In fact, it’s down to the old hands to make this weekend utterly unforgettable. Mike Watt and George Hurley running through a set of Minutemen songs is by turns exciting and heartbreaking. As good as they sound, the absence of D Boon is keenly felt. Scratch Acid turn the centre stage into a seething mass of bodies as their metallic edged punk attack grabs hold and refuses to let go. It takes approximately 3 songs for vocalist David Yow to launch himself into the audience, and when he does it’s hard for a little nostalgia not to surface. The Magic Band‘s set on Sunday is inspired and loving nod to the good Captain Beefheart. The slightly “crazy” hat sported by the Mark Boston is somewhat unnecessary however; The Magic Band’s amalgam of blues and jazz has always been totally unhinged, there’s no need for embellishments.
Earth‘s set on Sunday is spellbinding. They might not be causing internal organs to rupture with a sonic assault these days, but the delicate improvisations of Angels of Darkness and Demons Of Light are just as intense. Even those who miss the days of Earth 2 will surely have been hypnotised by Dylan Carlson’s curious mash up of suedehead hair cut and Amos from Emmerdale sideburns.
Jon Spencer Blues Explosion live up to their name, but could do with ditching the leather trousers. Low meanwhile make their way through an intensely delicate set (Monkey a particular highlight) whilst worrying endlessly about Syria and asking the audience out for a jog in the morning. Only Thurston Moore‘s set is something of a disappointment, the blasts of noise injected into his songs not seeming entirely convincing. Fingers crossed that Sonic Youth can find a way to continue.
The weekend is not a total nostalgia fest however and some newer bands make their mark too. Feathers, who dont have an album out yet, are clearly worth keeping an eye on. Considerably indebted to ’80s electropop and Kate Bush, they’re everso slightly gothic, and a rather exciting prospect. Yamantaka//Sonic Titan is a pleasant surprise and a heady mix of performance art, punk, and exquisite pop. It’s as if the cast of Spirited Away decided to form band. Recent signings to ATP records Tall Firs put in a low-key but hypnotic set. Delicate guitars twist around each other as the duo create a somnambulant fug only pausing occasionally to crack jokes about how their music isn’t “a cloud of unremitting doom” before explaining that the next song is “also about suicide”. Still, the paean to ATP that is “Crooked Smile” is at least appropriate.
The accolade for band of the weekend however goes to Boredoms. With five drummers, a considerable smattering of guitarists and band leader EYE smashing at a multi-headed hyrdra of a guitar with an enormous pole, they are an incredible visual spectacle. Throw in an unbelievable display of synchronised drumming, seething ambience, roaring walls of noise, “performance” conducting and the unrelenting symphonic closure of Acid Police and it’s a completely awe inspiring show. It really doesn’t get any better than this.

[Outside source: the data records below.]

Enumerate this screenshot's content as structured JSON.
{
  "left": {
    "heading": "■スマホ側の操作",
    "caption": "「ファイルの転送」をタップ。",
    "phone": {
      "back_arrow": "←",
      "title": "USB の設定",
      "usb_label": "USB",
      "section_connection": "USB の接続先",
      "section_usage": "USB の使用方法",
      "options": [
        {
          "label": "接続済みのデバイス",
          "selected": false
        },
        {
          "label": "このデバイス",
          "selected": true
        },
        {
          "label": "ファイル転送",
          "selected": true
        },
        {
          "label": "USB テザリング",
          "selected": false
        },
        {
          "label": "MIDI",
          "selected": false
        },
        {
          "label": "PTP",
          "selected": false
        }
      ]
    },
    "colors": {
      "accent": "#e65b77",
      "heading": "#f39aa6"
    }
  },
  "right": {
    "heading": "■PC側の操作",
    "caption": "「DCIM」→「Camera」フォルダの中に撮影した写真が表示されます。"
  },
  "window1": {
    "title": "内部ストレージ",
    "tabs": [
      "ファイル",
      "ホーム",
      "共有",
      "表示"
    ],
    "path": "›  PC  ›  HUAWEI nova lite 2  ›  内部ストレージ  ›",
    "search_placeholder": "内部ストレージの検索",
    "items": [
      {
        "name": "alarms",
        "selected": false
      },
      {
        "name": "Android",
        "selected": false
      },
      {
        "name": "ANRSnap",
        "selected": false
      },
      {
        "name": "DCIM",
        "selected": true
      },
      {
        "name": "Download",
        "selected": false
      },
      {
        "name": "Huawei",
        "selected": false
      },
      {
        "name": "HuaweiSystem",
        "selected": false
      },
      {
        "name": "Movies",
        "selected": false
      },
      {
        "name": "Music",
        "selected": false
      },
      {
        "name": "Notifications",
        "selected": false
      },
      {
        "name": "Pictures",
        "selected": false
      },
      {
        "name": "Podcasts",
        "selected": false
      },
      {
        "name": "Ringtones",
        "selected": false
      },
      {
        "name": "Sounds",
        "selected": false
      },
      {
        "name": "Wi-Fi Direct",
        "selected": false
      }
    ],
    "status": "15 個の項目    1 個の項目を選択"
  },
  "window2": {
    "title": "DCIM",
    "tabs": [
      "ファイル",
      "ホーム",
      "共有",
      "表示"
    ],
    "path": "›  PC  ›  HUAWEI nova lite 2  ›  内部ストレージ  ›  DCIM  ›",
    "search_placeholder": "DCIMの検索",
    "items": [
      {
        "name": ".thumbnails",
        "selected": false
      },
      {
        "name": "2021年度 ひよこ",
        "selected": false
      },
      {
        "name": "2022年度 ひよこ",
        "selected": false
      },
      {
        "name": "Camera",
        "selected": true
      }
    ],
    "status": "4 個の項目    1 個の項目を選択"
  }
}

This ATP may have been something of a nightmare in coming to fruition, but the wait was more than worth it. Some may disagree, but Jeff Mangum and ATP conspired to put on one of the most interesting and solid weekends in recent years. The National will have to work hard to top this one in December.